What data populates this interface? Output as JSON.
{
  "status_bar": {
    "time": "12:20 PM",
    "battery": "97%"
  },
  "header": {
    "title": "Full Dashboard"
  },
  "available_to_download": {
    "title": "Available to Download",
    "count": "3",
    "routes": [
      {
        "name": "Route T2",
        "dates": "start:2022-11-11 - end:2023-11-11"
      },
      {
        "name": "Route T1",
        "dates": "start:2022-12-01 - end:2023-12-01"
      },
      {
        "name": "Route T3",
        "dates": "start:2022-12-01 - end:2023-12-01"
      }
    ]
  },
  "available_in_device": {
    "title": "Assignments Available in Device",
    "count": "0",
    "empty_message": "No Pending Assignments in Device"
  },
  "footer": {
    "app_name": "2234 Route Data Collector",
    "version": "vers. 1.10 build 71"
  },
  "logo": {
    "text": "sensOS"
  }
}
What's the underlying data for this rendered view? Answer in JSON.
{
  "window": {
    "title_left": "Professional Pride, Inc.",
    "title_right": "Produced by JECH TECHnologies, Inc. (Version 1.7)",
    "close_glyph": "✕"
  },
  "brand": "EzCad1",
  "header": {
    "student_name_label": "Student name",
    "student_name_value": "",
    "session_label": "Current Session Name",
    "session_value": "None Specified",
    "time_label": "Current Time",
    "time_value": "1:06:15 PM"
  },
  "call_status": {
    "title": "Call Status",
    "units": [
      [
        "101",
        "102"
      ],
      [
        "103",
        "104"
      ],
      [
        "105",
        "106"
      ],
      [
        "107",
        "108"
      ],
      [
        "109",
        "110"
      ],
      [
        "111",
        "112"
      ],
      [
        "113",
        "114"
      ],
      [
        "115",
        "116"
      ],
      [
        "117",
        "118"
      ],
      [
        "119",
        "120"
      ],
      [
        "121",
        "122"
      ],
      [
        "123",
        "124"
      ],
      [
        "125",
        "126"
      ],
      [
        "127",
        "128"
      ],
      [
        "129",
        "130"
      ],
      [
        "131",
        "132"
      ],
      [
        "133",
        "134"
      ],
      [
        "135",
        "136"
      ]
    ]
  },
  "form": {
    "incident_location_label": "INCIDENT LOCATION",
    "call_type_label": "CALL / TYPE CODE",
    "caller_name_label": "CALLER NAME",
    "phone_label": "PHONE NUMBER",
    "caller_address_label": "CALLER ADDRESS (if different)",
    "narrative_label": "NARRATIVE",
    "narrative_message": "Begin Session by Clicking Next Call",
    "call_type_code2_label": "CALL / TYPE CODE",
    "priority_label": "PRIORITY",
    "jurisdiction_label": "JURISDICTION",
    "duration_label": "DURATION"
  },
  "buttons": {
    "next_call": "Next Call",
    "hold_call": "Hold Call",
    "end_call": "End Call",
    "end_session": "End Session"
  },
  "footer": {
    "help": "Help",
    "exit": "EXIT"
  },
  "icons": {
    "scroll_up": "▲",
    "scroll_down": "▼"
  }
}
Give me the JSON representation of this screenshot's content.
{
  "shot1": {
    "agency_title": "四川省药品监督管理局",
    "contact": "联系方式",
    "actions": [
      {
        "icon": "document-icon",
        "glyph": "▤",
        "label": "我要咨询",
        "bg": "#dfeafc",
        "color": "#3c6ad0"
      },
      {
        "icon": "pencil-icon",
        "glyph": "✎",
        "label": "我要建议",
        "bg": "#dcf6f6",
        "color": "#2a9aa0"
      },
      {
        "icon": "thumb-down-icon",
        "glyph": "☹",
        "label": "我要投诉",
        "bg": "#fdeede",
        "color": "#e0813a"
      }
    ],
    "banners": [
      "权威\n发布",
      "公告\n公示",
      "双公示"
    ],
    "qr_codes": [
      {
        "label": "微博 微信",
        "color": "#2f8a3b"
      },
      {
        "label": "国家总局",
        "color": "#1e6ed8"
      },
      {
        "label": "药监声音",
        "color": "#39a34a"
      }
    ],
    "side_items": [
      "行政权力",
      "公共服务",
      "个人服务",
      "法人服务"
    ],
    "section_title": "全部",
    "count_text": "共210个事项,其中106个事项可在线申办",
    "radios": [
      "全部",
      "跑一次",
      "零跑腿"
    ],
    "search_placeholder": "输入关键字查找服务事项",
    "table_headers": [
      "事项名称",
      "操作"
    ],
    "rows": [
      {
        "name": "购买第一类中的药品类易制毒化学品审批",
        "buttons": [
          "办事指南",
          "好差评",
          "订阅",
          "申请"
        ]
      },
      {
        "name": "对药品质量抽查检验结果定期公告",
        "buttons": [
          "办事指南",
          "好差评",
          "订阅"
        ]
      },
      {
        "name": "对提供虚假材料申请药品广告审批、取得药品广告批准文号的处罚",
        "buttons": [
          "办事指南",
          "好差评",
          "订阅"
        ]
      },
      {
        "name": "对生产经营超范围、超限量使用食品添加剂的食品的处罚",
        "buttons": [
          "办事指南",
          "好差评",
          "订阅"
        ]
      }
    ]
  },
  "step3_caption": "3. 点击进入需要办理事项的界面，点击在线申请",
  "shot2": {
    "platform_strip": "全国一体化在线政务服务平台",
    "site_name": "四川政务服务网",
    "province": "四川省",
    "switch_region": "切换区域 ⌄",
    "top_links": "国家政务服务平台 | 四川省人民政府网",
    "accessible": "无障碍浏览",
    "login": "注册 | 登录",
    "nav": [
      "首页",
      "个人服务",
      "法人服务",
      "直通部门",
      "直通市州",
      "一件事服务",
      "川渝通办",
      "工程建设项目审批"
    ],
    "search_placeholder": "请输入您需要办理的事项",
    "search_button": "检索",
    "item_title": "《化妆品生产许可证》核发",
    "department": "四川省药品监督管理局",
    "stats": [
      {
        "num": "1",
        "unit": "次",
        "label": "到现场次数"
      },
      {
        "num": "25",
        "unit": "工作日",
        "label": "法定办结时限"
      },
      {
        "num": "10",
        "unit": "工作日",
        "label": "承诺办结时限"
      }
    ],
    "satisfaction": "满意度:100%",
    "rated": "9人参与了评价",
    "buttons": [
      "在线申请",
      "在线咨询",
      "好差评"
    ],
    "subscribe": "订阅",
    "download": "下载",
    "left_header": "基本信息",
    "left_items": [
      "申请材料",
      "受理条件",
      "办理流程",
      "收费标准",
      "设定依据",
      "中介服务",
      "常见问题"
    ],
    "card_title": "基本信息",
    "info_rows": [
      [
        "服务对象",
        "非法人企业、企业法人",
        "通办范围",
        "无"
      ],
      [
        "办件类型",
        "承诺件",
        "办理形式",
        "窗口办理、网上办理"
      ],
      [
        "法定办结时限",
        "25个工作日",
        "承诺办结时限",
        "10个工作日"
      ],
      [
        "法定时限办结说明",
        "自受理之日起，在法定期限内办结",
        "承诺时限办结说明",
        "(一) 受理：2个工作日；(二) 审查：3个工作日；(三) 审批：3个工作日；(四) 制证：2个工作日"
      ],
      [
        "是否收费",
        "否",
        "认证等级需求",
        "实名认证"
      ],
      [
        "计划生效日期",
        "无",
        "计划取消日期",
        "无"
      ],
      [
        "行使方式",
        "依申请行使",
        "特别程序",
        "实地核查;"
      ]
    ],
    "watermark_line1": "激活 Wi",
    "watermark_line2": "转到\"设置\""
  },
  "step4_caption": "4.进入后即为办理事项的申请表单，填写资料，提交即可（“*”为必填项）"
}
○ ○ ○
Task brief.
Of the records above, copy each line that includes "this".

Answer box.
What data populates this interface? Output as JSON.
What's the underlying data for this rendered view? Answer in JSON.
Give me the JSON representation of this screenshot's content.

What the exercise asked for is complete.